Task to complete: Whenever "title" appears in a line of the entries below, that line counts; give the total only.

Provided material:
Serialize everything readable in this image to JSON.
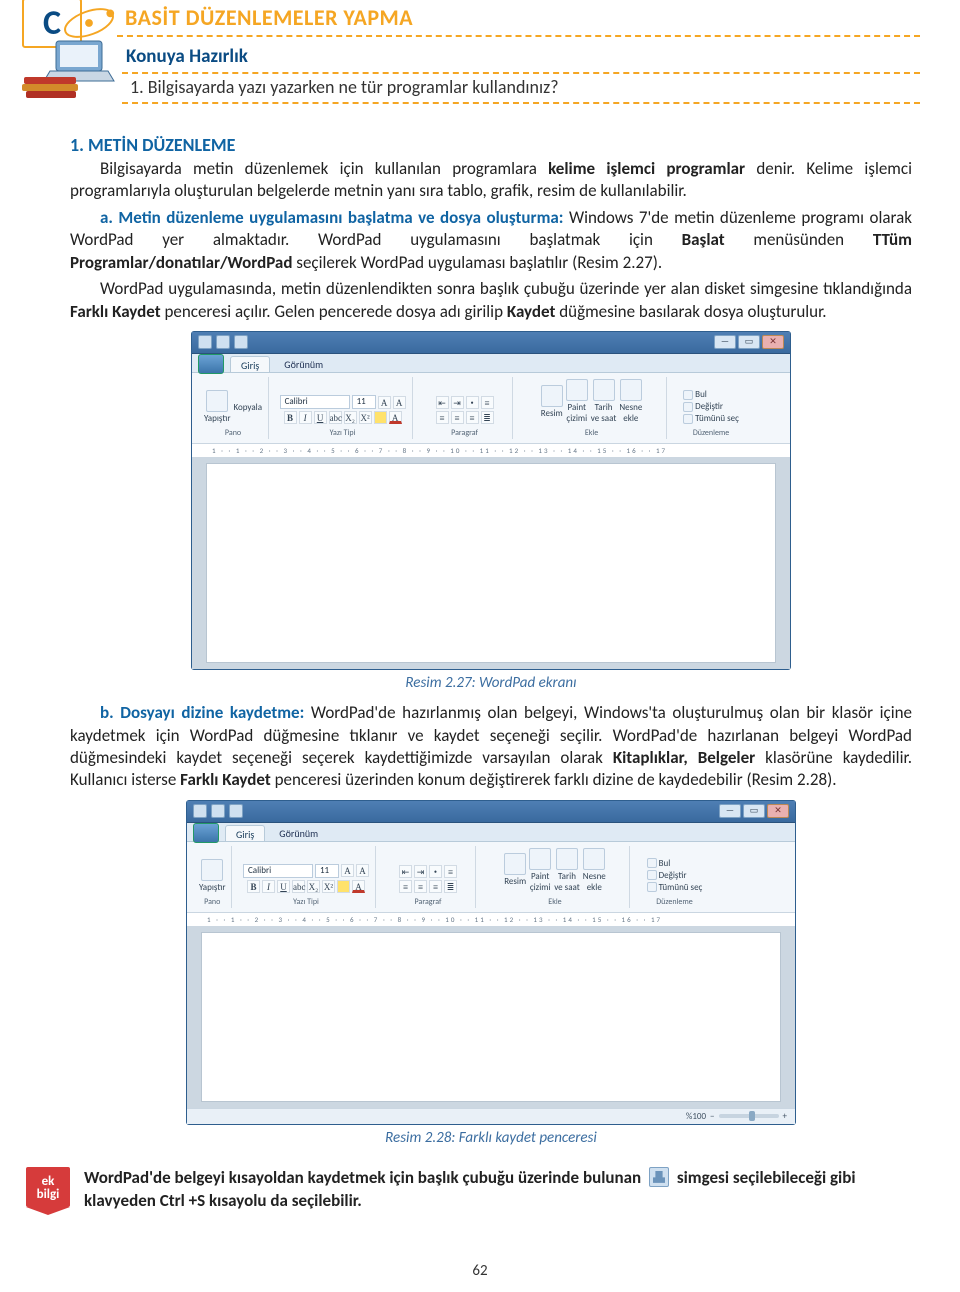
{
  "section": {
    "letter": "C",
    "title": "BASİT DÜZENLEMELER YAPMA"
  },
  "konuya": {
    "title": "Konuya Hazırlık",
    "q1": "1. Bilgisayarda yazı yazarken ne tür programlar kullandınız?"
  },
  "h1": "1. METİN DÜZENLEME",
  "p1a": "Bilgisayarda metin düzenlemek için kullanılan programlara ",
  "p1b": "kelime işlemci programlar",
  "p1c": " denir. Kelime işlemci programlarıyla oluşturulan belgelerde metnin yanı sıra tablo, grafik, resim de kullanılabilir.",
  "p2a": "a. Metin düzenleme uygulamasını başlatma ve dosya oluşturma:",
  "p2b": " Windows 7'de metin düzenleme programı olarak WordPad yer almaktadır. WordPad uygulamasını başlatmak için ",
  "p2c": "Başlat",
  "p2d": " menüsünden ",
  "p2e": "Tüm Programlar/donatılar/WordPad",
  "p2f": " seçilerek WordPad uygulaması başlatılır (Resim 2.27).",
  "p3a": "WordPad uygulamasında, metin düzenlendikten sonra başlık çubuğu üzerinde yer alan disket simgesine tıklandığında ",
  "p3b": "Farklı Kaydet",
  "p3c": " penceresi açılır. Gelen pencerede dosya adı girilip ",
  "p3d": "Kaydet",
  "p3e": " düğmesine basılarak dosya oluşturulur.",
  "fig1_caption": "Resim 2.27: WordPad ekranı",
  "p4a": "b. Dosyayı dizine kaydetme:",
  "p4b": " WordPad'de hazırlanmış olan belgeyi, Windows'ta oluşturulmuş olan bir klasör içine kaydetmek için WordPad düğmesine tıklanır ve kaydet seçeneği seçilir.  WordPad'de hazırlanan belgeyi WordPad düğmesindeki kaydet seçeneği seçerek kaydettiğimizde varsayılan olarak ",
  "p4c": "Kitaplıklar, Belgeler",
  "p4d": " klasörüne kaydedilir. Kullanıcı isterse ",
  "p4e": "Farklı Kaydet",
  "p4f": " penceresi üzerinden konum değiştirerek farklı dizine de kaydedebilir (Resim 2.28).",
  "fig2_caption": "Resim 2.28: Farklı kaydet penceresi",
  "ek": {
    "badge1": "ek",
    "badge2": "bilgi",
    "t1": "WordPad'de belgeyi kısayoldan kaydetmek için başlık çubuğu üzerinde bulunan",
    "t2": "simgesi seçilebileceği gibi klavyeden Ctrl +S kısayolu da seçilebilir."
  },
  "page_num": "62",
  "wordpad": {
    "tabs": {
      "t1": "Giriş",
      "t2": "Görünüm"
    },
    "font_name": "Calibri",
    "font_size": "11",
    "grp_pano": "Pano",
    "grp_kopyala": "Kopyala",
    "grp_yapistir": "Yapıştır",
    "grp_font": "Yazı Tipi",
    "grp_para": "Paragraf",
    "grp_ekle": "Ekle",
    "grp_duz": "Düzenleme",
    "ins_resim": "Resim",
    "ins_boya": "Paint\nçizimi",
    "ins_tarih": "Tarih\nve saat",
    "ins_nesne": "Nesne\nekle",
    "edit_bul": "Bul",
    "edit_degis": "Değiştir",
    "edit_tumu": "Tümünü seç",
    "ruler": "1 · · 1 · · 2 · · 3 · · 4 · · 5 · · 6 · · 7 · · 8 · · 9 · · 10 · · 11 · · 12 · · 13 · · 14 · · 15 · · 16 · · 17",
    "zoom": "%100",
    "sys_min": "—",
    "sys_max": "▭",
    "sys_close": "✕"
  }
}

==

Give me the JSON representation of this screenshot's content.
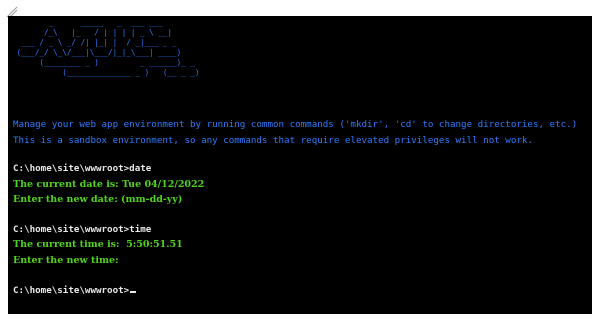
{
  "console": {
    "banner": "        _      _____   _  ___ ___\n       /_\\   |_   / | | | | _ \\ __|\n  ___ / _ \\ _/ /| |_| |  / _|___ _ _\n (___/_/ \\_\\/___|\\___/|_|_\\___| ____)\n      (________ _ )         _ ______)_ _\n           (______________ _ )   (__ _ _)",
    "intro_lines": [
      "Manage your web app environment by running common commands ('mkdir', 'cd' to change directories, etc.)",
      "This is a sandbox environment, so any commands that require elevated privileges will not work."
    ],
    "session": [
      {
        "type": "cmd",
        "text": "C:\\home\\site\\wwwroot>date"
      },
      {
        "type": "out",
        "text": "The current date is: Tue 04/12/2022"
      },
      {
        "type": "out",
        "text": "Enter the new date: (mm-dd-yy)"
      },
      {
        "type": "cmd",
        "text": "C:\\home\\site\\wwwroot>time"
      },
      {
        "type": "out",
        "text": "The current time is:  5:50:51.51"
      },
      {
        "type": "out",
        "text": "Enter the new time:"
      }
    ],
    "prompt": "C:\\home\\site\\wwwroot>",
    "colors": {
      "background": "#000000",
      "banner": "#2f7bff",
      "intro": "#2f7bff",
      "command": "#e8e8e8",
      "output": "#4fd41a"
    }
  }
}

Completed exercise: 2